He patched over to the Mongols in 2013.

Finks patch over

In 2013 it was reported a large number of Finks, possibly up to 95 per cent of members, had patched over to the Mongols.

In Melbourne, former Finks members cleaned out their headquarters in Port Melbourne and decked out the inside of the clubhouse in their new colours - black and white.

At least nine of 12 Finks chapters across the nation patched over to the Mongols.

But by 2014 the gang was bouncing back, rebranding its logo to the gun-toting Bung and recruiting new members.

Ringwood clubhouse raided

Raids on a Ringwood clubhouse in 2015 revealed plans by members of that chapter to kidnap a former Fink who had left the club on "bad grounds".

Numerous people were arrested during raids across Melbourne and police allegedly uncovered two clandestine labs for making ice, drugs, guns, gun-making equipment, stolen cars and motorbikes.

Police remove a motorcycle from Finks Ringwood club.
Police remove a motorcycle from Finks Ringwood club.

Recent developments

The national president of the Finks moved to Victoria earlier this year from NSW, with the gang looking to re-establish a foothold in the state.

Kosh Radford, aka Koshan Rashidi, appeared in Parramatta Local Court late last year agreeing to post a second $10,000 surety so he could move to Endeavour Hills.

Radford's lawyer, Asem Taleb, told the court his client had been forced to go back to look for work in the construction industry in Victoria, having previously held jobs there in the past.

Kosh Radford.
Kosh Radford.

Radford was in court facing six charges including resisting arrest and assaulting a police officer after he allegedly set his dog on two male constables at his home in Sydney's northwest last November.

Just a few days earlier, on November 8, Radford was barred from entering Bali and sent back home to Sydney after Indonesian Police received a tip-off from Australian intelligence sources.

The Finks hit the headlines last month when the Frankston home of enforcer Brent James (BJ) Reker was a target in a shooting.

Reker outside his home on the day of the shooting. Picture: Nicole Garmston
Reker outside his home on the day of the shooting. Picture: Nicole Garmston

Reker's house was sprayed with bullets while his baby slept inside. It is not known who shot at the house, but Reker was allegedly attacked at a Frankston pub weeks before the shooting.

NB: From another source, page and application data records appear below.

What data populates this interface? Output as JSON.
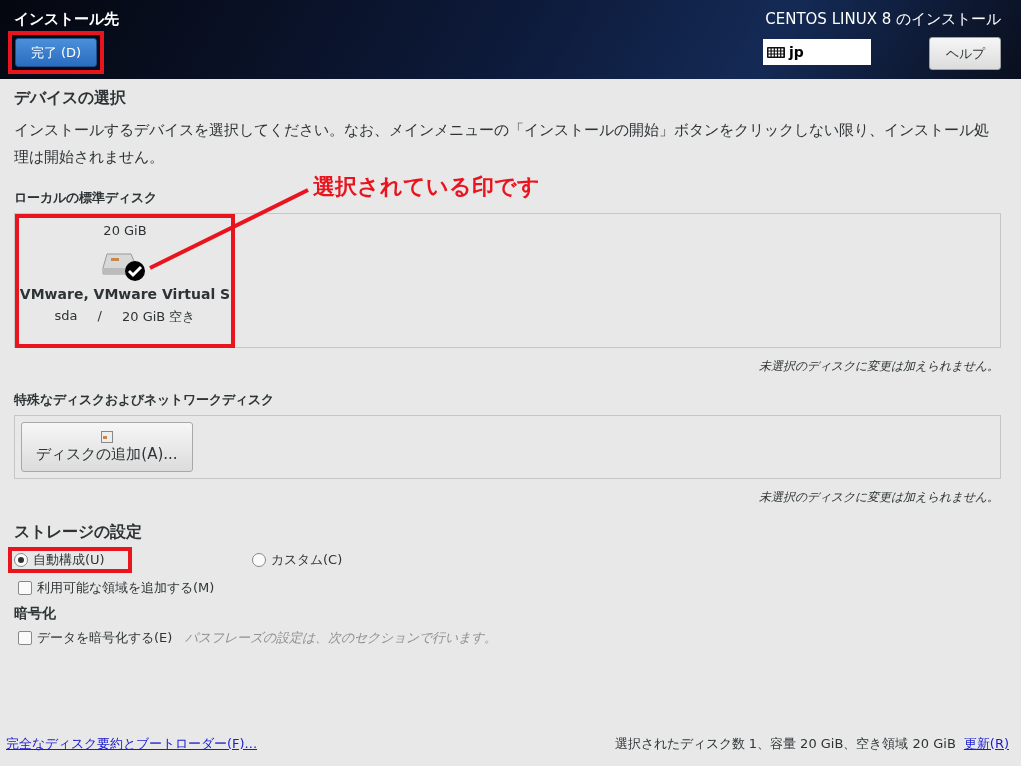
{
  "header": {
    "title": "インストール先",
    "done_button": {
      "label": "完了 (D)",
      "highlighted": true
    },
    "product": "CENTOS LINUX 8 のインストール",
    "keyboard": "jp",
    "help_button": "ヘルプ"
  },
  "device_selection": {
    "heading": "デバイスの選択",
    "description": "インストールするデバイスを選択してください。なお、メインメニューの「インストールの開始」ボタンをクリックしない限り、インストール処理は開始されません。",
    "local_disks": {
      "heading": "ローカルの標準ディスク",
      "disks": [
        {
          "size": "20 GiB",
          "name": "VMware, VMware Virtual S",
          "device": "sda",
          "separator": "/",
          "free": "20 GiB 空き",
          "selected": true,
          "highlighted": true
        }
      ],
      "note": "未選択のディスクに変更は加えられません。"
    },
    "special_disks": {
      "heading": "特殊なディスクおよびネットワークディスク",
      "add_button": "ディスクの追加(A)...",
      "note": "未選択のディスクに変更は加えられません。"
    }
  },
  "storage": {
    "heading": "ストレージの設定",
    "options": [
      {
        "label": "自動構成(U)",
        "selected": true,
        "highlighted": true
      },
      {
        "label": "カスタム(C)",
        "selected": false,
        "highlighted": false
      }
    ],
    "extra_space": {
      "label": "利用可能な領域を追加する(M)",
      "checked": false
    }
  },
  "encryption": {
    "heading": "暗号化",
    "checkbox": {
      "label": "データを暗号化する(E)",
      "checked": false
    },
    "hint": "パスフレーズの設定は、次のセクションで行います。"
  },
  "footer": {
    "summary_link": "完全なディスク要約とブートローダー(F)...",
    "status": "選択されたディスク数 1、容量 20 GiB、空き領域 20 GiB",
    "refresh_link": "更新(R)"
  },
  "annotation": {
    "label": "選択されている印です"
  }
}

Following initial suggestions the Hells Angels might have been involved, the Herald Sun understands police are moving away from the theory that another outlaw motorcycle gang was involved in that incident.

A forensic officer investigates the shooting. Picture: Nicole Garmston
A forensic officer investigates the shooting. Picture: Nicole Garmston

Radford took control of the Finks motorcycle club following their 2013 merger with the Mongols.